The COVID-19 pandemic challenges the mental wellbeing of the general population and threatens to exacerbate difficulties for those with existing mental health problems. The crisis also poses unprecedented problems for those caring for critically ill people infected with the virus.
Close to half of Americans are worried about contracting COVID-19, and 40% are concerned about becoming seriously ill or dying, according to a nationwide poll by the American Psychiatric Association in March 2020.1 More a third say the virus is having a serious impact on their mental health.
In a survey of 1210 Chinese citizens from 194 cities conducted in January 2020, 16.5% were experiencing moderate to severe symptoms of depression, and 28.8% moderate to severe anxiety.2
Given such data, psychiatrists are almost as much key workers as the physicians who are dealing at a population level with the physical consequences of COVID-19 infection. Psychiatrists also have a more specific role – that of supporting their existing patients who are particularly susceptible to depression and anxiety.
The pandemic’s short and long-term effects on mental health will be profound
Patients especially vulnerable
People with mental health problems are a large and vulnerable section of society. This vulnerability arises from a number of factors:3
The risk of infection is high for people living in institutions. More generally, the chance of complications is increased by comorbidities, stigma and barriers to quickly accessing healthcare.3 There may also be individual factors such as cognitive impairment, and reduced awareness of risk and the need for personal protection.3
Duan and Zhu4 emphasize the need for national governments to plan for integrated psychological crisis interventions taking into account the severity of symptoms and place of treatment, including isolation units and quarantine at home.
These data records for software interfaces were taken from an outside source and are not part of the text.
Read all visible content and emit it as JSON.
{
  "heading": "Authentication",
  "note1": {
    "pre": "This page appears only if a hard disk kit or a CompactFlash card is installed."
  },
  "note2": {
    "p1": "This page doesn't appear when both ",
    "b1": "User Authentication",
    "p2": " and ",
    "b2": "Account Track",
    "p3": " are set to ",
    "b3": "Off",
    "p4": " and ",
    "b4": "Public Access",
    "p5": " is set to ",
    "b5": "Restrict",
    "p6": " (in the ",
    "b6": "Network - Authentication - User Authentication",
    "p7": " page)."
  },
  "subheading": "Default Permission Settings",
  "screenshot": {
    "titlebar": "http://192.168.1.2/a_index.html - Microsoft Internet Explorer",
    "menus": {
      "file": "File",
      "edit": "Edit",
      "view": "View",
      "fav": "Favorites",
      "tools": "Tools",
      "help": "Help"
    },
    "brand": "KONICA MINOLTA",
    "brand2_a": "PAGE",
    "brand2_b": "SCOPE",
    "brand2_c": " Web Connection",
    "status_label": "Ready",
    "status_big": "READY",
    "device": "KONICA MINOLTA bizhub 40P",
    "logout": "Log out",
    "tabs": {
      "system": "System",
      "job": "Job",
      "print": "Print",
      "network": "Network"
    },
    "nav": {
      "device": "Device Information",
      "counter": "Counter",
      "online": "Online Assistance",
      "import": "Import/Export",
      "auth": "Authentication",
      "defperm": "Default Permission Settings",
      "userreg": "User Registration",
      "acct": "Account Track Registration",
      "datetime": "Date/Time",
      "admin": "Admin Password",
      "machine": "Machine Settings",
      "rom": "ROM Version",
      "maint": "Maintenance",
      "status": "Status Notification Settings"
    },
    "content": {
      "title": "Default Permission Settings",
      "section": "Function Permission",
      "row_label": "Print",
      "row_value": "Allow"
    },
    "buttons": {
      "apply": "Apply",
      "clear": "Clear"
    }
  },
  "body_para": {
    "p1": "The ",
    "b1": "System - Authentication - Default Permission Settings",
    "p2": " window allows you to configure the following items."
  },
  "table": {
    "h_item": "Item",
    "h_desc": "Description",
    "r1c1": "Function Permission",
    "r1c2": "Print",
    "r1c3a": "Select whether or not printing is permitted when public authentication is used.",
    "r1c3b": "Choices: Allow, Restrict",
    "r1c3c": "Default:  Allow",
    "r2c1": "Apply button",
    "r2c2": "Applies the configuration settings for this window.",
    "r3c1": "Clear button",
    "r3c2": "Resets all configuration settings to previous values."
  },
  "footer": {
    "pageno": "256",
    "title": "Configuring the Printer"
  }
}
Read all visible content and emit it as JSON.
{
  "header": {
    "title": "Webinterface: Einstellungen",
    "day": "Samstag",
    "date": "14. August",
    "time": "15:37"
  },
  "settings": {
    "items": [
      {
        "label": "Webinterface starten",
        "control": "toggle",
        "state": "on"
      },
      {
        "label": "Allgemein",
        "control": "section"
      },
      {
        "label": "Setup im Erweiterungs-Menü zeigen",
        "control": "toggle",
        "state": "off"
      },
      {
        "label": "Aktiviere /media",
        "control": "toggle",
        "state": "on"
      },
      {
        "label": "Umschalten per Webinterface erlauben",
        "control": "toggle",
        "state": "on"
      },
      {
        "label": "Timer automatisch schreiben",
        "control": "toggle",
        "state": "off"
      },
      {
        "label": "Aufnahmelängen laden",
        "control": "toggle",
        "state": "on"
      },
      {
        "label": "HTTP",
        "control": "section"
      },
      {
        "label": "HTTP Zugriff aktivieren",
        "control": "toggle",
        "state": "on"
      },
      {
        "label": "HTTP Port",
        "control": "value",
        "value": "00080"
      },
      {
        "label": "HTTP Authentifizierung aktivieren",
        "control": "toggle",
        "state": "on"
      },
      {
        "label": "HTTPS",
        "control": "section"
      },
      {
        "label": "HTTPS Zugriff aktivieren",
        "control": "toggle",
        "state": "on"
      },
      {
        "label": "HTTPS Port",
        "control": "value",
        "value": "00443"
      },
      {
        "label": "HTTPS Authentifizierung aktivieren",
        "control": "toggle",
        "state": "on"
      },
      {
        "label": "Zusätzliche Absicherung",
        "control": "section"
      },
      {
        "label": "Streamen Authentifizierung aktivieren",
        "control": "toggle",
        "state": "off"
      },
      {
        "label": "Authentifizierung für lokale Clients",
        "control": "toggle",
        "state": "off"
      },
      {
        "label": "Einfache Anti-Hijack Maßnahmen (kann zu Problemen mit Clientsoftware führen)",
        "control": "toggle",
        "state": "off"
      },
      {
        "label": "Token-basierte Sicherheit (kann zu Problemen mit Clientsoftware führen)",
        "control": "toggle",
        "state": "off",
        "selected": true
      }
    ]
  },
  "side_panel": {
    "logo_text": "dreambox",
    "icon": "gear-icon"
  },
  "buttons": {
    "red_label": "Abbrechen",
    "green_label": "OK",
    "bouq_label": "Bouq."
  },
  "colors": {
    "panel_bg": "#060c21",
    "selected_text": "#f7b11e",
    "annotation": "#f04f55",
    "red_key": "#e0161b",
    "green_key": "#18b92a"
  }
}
Attention should be paid to the prevention of mental ill-health, acute treatment, and follow up if needed.
Healthcare professionals faced with life or death decisions
In terms of preventing distress, Wang et al2 noted from their survey that the adverse impact of the pandemic was felt less severely by people who had up-to-date and accurate health information and by those who had adopted precautions such as handwashing and wearing masks. So it seems that enabling people to feel they have some control over what happens is helpful.
Unparalleled challenge to wellbeing of HCPs
Given the correct equipment, healthcare professionals working with the critically ill can be protected against infection. But the psychological consequences of having to make daily life and death decisions are more difficult to deal with. The rationing of ventilators is described in the New England Journal as “the toughest triage” doctors are ever likely to face.5 When such decisions violate a physician’s moral or ethical code, the “moral injury” can be profound.6
Suggestions for how the mental health consequences can be mitigated include preparing staff honestly for decisions they will have to make, providing forums in which the emotional challenges can safely be discussed, and supportive supervision.6
Our correspondent’s highlights from the symposium are meant as a fair representation of the scientific content presented. The views and opinions expressed on this page do not necessarily reflect those of Lundbeck.